Here you have the script, to generate the table with data:

To get the total number of minutes per day, you can use the following query. We SUM all the start date and end date entries per day, we group by using the dd-MM-yyyy format to group the total minutes per day.

minutes per user

As you can see in the results, Darthby works harder than Depry. He worked 544 minutes (9 hours, 4 minutes) on 12-07 and 490 minutes on 12-08 (8 hours, 13 minutes).

On the other hand, Depry worked 490 minutes on 12-07 (8 hours, 10 minutes) and 417 minutes on 13-01 (6 hours 57 minutes).


In this article, we learned how to do SQL subtract dates using the DATEDIFF function. The datediff function can return the difference between two dates in days, months, years, minutes, etc.

We learned with examples, how to get information. We learned how to get work orders that took longer, get the oldest employees, the time between the maximum and minimum average price of the eur/USD currency price, and more.

Daniel Calbimonte
Latest posts by Daniel Calbimonte (see all)
Azure, T-SQL

About Daniel Calbimonte

Daniel Calbimonte is a Microsoft Most Valuable Professional, Microsoft Certified Trainer and Microsoft Certified IT Professional for SQL Server. He is an accomplished SSIS author, teacher at IT Academies and has over 13 years of experience working with different databases. He has worked for the government, oil companies, web sites, magazines and universities around the world. Daniel also regularly speaks at SQL Servers conferences and blogs.
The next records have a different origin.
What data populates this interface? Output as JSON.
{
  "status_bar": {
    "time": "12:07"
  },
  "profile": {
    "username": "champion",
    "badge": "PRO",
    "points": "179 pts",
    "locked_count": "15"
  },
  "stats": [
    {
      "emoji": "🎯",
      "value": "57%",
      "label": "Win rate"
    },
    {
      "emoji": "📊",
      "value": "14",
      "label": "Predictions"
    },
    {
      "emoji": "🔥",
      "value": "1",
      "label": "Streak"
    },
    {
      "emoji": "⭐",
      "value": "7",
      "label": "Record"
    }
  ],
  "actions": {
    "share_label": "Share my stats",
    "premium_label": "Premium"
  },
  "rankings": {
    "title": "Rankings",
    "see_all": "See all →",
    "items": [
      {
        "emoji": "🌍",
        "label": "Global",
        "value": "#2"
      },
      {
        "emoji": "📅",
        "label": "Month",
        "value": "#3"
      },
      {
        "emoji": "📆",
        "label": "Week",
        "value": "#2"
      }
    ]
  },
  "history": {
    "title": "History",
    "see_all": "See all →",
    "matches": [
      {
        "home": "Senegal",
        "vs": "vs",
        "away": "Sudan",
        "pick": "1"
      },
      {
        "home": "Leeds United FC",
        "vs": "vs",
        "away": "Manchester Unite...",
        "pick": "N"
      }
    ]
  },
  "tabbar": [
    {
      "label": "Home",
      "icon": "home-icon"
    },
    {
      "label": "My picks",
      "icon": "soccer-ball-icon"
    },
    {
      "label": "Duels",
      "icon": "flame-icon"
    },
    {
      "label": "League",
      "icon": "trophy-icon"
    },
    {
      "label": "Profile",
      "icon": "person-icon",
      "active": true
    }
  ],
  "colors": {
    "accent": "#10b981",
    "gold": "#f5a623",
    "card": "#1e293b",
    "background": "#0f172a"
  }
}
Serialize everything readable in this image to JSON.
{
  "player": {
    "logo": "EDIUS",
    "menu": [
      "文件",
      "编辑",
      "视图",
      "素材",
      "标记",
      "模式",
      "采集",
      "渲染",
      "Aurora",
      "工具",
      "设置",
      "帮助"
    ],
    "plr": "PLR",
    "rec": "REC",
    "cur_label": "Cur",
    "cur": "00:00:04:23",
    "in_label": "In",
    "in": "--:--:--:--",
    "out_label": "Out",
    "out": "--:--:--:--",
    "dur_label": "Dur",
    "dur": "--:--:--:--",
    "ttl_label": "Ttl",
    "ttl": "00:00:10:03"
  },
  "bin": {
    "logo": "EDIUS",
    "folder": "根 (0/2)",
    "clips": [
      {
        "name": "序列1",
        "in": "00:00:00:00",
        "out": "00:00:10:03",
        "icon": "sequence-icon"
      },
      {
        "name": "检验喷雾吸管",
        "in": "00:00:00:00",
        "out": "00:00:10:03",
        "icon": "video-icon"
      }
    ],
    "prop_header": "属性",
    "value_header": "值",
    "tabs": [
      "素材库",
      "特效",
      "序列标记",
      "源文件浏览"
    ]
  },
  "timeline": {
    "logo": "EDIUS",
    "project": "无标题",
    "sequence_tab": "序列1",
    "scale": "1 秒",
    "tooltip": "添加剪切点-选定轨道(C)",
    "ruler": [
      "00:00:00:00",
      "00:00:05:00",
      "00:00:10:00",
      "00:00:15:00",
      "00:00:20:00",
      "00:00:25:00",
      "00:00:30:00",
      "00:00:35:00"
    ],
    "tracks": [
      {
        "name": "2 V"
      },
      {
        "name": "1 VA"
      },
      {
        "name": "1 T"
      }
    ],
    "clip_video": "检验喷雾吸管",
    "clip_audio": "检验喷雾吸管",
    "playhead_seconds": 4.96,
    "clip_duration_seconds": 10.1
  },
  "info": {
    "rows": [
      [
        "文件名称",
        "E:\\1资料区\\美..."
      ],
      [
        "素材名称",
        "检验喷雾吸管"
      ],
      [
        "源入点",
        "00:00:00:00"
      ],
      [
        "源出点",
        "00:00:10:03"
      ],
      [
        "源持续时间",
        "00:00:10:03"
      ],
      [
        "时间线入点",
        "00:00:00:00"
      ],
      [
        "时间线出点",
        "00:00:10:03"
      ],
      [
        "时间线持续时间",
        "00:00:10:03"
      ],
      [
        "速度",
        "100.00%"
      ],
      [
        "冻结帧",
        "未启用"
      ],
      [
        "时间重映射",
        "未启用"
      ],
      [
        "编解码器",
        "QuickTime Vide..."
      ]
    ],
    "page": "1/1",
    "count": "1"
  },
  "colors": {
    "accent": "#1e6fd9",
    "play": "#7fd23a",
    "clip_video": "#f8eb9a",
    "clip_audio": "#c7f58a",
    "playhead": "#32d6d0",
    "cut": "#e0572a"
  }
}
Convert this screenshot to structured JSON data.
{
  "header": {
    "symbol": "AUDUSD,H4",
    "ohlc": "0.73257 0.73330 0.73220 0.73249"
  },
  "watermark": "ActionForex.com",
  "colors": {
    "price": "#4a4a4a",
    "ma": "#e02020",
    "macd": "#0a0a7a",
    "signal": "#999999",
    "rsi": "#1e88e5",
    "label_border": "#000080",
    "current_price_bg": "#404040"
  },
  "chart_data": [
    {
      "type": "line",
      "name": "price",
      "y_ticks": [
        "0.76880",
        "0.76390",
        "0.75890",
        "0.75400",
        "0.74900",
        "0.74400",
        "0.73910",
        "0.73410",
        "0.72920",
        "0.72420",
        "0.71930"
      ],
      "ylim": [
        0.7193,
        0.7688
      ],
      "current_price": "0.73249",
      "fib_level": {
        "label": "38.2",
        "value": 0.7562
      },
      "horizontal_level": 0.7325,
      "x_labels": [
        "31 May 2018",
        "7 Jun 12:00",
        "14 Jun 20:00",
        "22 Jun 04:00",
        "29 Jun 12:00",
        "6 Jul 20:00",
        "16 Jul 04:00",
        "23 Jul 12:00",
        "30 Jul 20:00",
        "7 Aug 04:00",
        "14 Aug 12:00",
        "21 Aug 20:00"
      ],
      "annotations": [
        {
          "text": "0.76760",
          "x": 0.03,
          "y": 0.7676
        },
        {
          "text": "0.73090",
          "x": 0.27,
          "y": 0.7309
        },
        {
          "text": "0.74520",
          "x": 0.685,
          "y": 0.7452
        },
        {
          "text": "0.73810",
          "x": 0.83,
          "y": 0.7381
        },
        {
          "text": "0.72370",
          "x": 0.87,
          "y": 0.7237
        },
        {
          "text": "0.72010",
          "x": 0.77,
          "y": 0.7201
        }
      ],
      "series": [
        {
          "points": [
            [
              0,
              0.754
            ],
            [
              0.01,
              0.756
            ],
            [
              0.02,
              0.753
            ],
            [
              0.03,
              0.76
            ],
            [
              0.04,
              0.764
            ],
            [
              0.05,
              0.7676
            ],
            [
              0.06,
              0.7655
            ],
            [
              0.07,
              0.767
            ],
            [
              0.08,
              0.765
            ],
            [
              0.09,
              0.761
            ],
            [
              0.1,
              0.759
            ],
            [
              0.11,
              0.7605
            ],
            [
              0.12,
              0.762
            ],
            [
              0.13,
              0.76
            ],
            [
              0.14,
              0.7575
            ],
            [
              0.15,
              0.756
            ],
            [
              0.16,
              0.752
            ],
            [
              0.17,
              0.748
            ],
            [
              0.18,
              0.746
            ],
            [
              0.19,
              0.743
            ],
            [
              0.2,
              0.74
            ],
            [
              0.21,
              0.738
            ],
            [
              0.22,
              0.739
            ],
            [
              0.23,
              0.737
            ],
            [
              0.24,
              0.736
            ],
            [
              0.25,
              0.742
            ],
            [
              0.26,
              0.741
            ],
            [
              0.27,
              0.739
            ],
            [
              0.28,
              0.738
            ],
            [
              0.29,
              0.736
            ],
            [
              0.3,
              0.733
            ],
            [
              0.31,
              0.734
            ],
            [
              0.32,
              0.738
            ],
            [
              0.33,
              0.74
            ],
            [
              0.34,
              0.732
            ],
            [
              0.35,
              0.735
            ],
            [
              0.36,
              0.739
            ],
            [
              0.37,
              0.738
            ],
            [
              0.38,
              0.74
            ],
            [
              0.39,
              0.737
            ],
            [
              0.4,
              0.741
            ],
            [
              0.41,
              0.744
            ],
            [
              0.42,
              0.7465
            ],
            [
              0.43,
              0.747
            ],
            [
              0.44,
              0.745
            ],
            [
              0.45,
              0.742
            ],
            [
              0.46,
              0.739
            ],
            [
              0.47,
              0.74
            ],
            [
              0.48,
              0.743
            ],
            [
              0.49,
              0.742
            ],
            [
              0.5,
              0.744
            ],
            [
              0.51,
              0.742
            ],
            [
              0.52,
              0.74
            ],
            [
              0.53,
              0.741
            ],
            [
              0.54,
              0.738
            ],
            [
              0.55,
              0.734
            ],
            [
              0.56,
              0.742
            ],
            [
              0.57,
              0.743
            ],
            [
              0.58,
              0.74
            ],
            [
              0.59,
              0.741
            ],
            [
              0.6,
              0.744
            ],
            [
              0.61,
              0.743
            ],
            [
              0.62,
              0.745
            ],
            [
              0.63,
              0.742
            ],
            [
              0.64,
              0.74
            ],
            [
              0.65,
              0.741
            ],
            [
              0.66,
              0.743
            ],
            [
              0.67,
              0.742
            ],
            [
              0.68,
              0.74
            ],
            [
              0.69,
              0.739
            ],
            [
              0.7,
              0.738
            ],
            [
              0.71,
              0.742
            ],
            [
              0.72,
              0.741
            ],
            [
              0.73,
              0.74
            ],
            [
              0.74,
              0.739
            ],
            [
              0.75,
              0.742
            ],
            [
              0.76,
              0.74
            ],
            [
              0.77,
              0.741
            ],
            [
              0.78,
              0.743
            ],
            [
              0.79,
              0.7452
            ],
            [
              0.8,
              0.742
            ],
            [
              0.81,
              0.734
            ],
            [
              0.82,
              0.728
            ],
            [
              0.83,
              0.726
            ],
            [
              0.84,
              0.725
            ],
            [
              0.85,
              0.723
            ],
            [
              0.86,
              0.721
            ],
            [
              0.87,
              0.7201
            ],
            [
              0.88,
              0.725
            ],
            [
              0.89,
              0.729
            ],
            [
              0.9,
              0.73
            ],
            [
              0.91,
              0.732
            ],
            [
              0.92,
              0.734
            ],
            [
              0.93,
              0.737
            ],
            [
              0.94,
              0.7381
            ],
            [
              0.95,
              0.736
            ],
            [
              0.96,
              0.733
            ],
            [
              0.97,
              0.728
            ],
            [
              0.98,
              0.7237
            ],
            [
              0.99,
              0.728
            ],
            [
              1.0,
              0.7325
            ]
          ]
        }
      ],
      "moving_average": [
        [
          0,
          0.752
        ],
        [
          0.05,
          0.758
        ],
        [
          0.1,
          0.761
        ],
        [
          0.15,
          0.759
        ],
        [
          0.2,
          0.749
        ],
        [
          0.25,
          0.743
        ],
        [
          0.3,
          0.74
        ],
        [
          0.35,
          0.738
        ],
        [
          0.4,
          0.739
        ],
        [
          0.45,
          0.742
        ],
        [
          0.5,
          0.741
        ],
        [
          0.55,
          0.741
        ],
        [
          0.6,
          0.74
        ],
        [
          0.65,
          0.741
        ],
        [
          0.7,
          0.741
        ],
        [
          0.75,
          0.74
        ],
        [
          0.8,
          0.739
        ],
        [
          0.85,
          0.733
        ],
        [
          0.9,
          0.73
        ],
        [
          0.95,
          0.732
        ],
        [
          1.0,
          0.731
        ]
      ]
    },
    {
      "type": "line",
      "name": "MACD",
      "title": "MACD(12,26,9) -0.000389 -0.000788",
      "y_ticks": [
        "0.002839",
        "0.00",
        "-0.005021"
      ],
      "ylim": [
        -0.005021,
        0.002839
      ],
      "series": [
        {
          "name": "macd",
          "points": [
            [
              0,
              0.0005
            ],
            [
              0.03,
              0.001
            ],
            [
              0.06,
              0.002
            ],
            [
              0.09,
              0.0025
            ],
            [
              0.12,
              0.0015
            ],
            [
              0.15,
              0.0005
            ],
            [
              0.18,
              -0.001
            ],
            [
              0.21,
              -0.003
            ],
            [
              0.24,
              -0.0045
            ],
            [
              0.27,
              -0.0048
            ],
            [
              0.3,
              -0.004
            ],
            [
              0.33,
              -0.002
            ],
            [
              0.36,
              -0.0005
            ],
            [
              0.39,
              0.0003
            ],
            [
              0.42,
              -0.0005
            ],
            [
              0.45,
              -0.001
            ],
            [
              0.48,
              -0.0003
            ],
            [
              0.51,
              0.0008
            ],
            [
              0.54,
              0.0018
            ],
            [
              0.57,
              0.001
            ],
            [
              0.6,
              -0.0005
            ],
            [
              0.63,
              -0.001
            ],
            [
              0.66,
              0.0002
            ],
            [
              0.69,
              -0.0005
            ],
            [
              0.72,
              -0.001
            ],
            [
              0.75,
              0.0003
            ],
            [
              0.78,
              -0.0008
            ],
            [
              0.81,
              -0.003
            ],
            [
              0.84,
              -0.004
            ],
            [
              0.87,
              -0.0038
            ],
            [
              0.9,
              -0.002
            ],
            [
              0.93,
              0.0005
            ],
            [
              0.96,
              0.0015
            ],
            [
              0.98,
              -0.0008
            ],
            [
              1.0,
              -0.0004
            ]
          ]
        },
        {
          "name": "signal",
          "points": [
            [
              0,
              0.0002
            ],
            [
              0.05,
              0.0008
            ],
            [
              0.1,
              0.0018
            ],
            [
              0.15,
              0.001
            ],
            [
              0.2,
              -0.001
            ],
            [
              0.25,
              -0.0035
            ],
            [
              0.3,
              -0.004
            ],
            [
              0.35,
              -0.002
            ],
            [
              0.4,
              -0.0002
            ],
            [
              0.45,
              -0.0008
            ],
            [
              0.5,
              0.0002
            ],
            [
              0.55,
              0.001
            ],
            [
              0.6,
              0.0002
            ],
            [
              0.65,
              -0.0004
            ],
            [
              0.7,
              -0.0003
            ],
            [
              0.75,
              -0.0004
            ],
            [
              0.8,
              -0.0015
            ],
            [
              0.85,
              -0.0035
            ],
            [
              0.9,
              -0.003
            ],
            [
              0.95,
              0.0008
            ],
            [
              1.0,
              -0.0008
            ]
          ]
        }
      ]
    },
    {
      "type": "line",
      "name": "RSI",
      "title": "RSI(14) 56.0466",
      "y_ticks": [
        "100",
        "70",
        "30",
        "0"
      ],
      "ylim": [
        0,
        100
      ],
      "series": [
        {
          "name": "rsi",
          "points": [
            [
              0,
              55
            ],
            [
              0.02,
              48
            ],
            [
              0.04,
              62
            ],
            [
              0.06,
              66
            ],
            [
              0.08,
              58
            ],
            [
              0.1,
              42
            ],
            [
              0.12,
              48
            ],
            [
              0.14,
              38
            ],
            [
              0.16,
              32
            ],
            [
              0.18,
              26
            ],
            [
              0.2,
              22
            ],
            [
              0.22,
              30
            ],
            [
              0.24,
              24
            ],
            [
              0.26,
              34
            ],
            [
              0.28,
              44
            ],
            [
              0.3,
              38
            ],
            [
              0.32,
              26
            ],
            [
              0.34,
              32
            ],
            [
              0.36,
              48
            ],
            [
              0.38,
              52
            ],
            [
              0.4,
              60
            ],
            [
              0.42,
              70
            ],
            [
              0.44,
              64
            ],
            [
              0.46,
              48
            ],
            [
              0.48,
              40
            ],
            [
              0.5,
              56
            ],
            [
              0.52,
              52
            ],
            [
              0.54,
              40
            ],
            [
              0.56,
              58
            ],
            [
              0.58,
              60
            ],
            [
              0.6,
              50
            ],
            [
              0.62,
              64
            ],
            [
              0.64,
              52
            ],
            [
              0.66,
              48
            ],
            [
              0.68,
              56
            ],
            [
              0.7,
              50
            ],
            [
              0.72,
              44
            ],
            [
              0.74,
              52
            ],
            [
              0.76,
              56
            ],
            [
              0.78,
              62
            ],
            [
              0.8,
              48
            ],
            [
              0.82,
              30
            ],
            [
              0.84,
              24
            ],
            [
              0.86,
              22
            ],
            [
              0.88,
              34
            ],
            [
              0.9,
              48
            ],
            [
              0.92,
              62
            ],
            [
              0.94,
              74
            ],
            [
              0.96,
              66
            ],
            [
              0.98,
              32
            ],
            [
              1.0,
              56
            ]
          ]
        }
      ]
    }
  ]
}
He writes SQL Server training materials for certification exams. He also helps with translating SQLShack articles to Spanish View all posts by Daniel Calbimonte